Hartlepool residents take advantage of community safety operation

Residents with agency representatives who took part in the recent Operation Pledge.
Residents with agency representatives who took part in the recent Operation Pledge.

A multi-agency campaign to tackle community safety concerns has been hailed a big success by organisers.

Operation Pledge visited St Oswald’s Street, in the Dyke House area of Hartlepool, where a number of agencies in town teamed up to offer advice and support on issues affecting residents such as anti-social behaviour.

This is a great example of how co-ordinated action taken at a grassroots level can help to improve an area and make local people feel safer

Councillor Sandra Belcher

Organisers say the drop-in event was well supported by residents, who took advantage to get their property protected against theft and joined in a community litter pick.

It was held under the Safer Hartlepool Partnership umbrella and was open to residents in the street and surrounding area.

Councillor Christopher Akers-Belcher, chairman of the partnership and leader of Hartlepool Borough Council, said: “I would particularly like to thank residents for getting involved and supporting Operation Pledge, especially those who rolled up their sleeves and got involved in the community litter pick.

“I’d also like to thank all of the agencies and their staff who were present on the ground and worked so hard to address residents’ issues and concerns.”

A host of teams from within the council took part in the event including the anti-social behaviour unit, victim services/crime prevention, enforcement, private sector housing, street cleansing, community development and youth outreach.

Cleveland Police and Cleveland Fire Brigade also attended.

Residents took along bikes, scooters and pushchairs to be security marked to protect them against theft.

Streets were cleaned and cleared of weeds, home safety visits were carried out by fire brigade staff, and enforcement staff clamped down on dog fouling.

Housing inspections were also carried out at six properties and appropriate action taken and anti-social behaviour officers visited homes to talk to residents about issues affecting the area.

Ward councillor Sandra Belcher who also took part in the litter pick, added: “This is a great example of how co-ordinated action taken at a grassroots level can help to improve an area and make local people feel safer.”

Operation Pledge has been running in Hartlepool for more than five years to help reach out to residents and encourage them to speak-up about any problems in their neighbourhood.

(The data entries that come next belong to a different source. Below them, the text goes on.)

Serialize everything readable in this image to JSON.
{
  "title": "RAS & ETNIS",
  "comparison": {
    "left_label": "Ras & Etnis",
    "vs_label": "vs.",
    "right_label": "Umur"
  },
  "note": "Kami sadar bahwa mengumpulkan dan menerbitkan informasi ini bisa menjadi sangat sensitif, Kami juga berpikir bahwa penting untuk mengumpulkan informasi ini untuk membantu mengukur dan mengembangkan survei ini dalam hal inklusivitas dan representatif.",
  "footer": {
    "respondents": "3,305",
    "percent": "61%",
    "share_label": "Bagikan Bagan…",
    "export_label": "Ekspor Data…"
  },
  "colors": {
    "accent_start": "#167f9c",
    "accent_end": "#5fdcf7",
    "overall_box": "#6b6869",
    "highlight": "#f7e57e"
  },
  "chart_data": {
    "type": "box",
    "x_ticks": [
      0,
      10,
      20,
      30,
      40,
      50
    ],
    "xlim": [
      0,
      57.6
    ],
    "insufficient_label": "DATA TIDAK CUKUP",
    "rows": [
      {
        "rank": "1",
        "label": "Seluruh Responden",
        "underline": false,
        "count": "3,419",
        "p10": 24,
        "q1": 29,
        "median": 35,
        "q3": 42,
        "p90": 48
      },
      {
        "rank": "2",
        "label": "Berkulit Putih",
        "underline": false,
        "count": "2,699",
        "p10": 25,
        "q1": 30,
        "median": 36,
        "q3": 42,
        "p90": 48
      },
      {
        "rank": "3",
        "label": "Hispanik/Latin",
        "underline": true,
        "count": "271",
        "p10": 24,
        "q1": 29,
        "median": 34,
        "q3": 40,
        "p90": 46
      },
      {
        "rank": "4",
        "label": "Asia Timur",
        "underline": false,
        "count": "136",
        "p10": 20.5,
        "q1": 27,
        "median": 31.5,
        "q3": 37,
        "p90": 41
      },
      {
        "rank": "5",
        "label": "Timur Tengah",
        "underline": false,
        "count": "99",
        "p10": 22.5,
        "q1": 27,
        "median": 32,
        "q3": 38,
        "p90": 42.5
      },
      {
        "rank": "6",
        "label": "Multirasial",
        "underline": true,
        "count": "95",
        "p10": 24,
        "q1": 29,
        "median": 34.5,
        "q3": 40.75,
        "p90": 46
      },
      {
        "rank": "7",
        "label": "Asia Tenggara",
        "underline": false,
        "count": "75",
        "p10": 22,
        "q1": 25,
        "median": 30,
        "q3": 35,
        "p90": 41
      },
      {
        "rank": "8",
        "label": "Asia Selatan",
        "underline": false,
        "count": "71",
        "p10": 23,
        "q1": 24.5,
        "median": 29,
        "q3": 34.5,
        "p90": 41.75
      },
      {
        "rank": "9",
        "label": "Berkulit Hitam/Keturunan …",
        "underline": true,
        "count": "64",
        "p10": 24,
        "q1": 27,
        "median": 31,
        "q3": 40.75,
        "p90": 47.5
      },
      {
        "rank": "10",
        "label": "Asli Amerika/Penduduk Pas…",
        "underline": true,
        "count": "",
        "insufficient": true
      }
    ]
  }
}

It has previously been supported by Cleveland Police and Crime Commissioner Barry Coppinger as part of a pledge to neighbourhood policing.